**Dataset rows for apps and sites**

● ● ●

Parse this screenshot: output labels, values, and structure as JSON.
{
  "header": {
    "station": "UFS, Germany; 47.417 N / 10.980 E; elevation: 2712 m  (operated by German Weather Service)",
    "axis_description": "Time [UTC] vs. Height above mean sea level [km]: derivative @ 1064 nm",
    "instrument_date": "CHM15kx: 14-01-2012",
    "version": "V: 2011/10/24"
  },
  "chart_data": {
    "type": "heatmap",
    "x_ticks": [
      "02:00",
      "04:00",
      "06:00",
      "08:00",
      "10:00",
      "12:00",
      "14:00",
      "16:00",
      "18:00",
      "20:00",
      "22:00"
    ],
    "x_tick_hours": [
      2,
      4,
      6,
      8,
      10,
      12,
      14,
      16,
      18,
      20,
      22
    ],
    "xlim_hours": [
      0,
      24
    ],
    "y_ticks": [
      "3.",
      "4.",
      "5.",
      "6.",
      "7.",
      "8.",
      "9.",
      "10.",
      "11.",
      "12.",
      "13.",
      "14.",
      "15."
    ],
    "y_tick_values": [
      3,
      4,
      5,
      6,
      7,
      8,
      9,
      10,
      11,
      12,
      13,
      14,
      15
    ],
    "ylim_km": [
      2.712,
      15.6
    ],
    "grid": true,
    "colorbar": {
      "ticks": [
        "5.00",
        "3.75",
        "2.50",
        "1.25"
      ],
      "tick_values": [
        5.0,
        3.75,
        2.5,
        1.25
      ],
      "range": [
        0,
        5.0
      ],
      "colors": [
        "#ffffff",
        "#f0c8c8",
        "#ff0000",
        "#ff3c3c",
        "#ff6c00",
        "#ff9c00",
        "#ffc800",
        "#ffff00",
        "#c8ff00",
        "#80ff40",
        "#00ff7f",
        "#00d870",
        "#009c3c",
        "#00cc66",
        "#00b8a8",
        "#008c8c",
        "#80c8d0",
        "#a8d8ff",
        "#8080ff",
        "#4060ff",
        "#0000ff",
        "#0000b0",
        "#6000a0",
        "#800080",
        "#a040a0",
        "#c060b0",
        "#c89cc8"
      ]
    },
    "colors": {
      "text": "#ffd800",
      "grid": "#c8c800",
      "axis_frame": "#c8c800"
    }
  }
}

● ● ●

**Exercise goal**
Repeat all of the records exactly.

**Result of the task**
Parse this screenshot: output labels, values, and structure as JSON.
{
  "header": {
    "station": "UFS, Germany; 47.417 N / 10.980 E; elevation: 2712 m  (operated by German Weather Service)",
    "axis_description": "Time [UTC] vs. Height above mean sea level [km]: derivative @ 1064 nm",
    "instrument_date": "CHM15kx: 14-01-2012",
    "version": "V: 2011/10/24"
  },
  "chart_data": {
    "type": "heatmap",
    "x_ticks": [
      "02:00",
      "04:00",
      "06:00",
      "08:00",
      "10:00",
      "12:00",
      "14:00",
      "16:00",
      "18:00",
      "20:00",
      "22:00"
    ],
    "x_tick_hours": [
      2,
      4,
      6,
      8,
      10,
      12,
      14,
      16,
      18,
      20,
      22
    ],
    "xlim_hours": [
      0,
      24
    ],
    "y_ticks": [
      "3.",
      "4.",
      "5.",
      "6.",
      "7.",
      "8.",
      "9.",
      "10.",
      "11.",
      "12.",
      "13.",
      "14.",
      "15."
    ],
    "y_tick_values": [
      3,
      4,
      5,
      6,
      7,
      8,
      9,
      10,
      11,
      12,
      13,
      14,
      15
    ],
    "ylim_km": [
      2.712,
      15.6
    ],
    "grid": true,
    "colorbar": {
      "ticks": [
        "5.00",
        "3.75",
        "2.50",
        "1.25"
      ],
      "tick_values": [
        5.0,
        3.75,
        2.5,
        1.25
      ],
      "range": [
        0,
        5.0
      ],
      "colors": [
        "#ffffff",
        "#f0c8c8",
        "#ff0000",
        "#ff3c3c",
        "#ff6c00",
        "#ff9c00",
        "#ffc800",
        "#ffff00",
        "#c8ff00",
        "#80ff40",
        "#00ff7f",
        "#00d870",
        "#009c3c",
        "#00cc66",
        "#00b8a8",
        "#008c8c",
        "#80c8d0",
        "#a8d8ff",
        "#8080ff",
        "#4060ff",
        "#0000ff",
        "#0000b0",
        "#6000a0",
        "#800080",
        "#a040a0",
        "#c060b0",
        "#c89cc8"
      ]
    },
    "colors": {
      "text": "#ffd800",
      "grid": "#c8c800",
      "axis_frame": "#c8c800"
    }
  }
}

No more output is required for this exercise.